The Suquamish, is the fourth and last funded, Olympic Class ferry. The new ferry’s name means “people of the clear salt water” in Southern Coast Salish Lushootseed language.
While Suquamish is the last currently funded new ferry, Washington State Ferries is developing a Long Range Plan to address future vessel needs. The plan will be delivered to the legislature in January.
“The plan recommends building new vessels to replace the oldest ferries in the fleet,” said Ferries head Amy Scarton. “Just to maintain current service levels, thirteen of our oldest ferries will need to be replaced by 2040, and we’re recommending building sixteen new vessels in total to continue to provide reliable service.”
The ferry will operate on the Mukilteo/Clinton route during the busy summer season and will also serve as a maintenance relief vessel filling in when other vessels are unavailable on other routes.
- 144 vehicle and 1,500 passenger capacity.
- $122 million to construct, in addition to equipment provided by Washington State

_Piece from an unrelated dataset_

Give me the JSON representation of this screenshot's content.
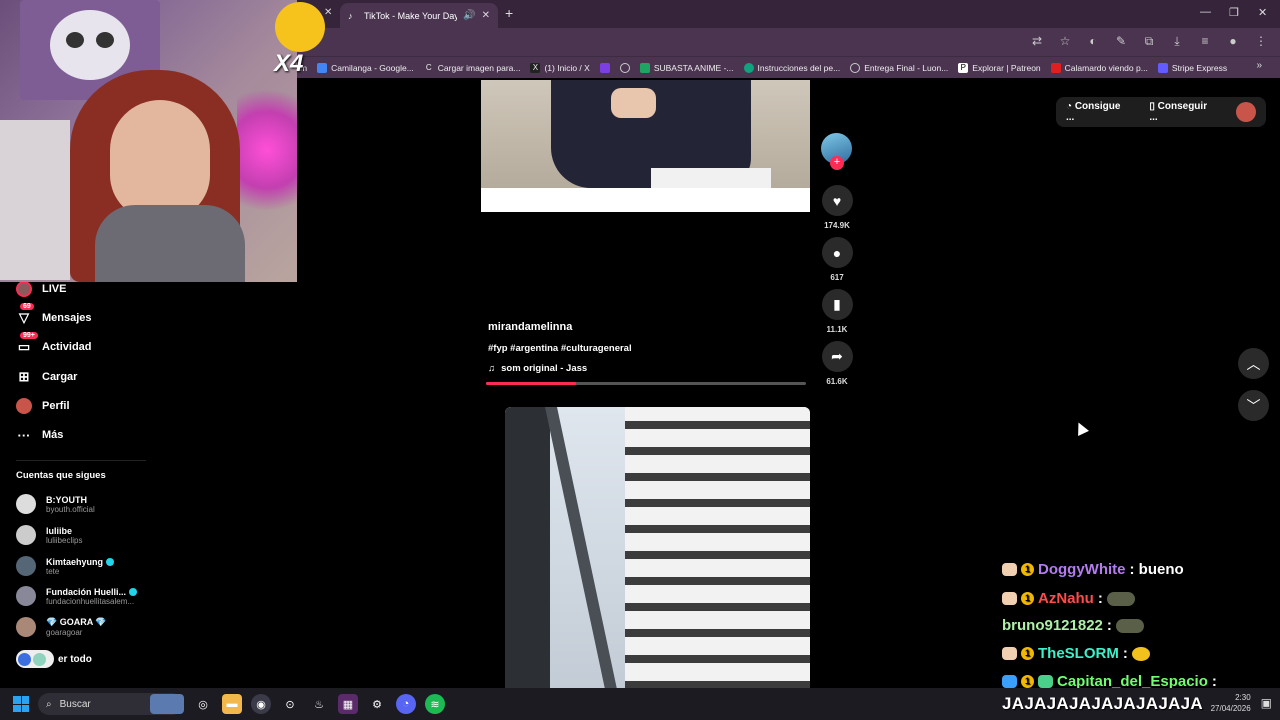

- Constructed by ship builder Vigor in Seattle.
- Cleanest vessel in the fleet. Meets the Environmental Protection Agency’s Tier 4 emission standards.
Washington State Ferries, a division of the Washington State Department of Transportation, is the largest ferry system in the U.S. and safely and efficiently carries 25 million people a year through some of the most majestic scenery in the world. For breaking news and the latest information, follow WSF on Twitter.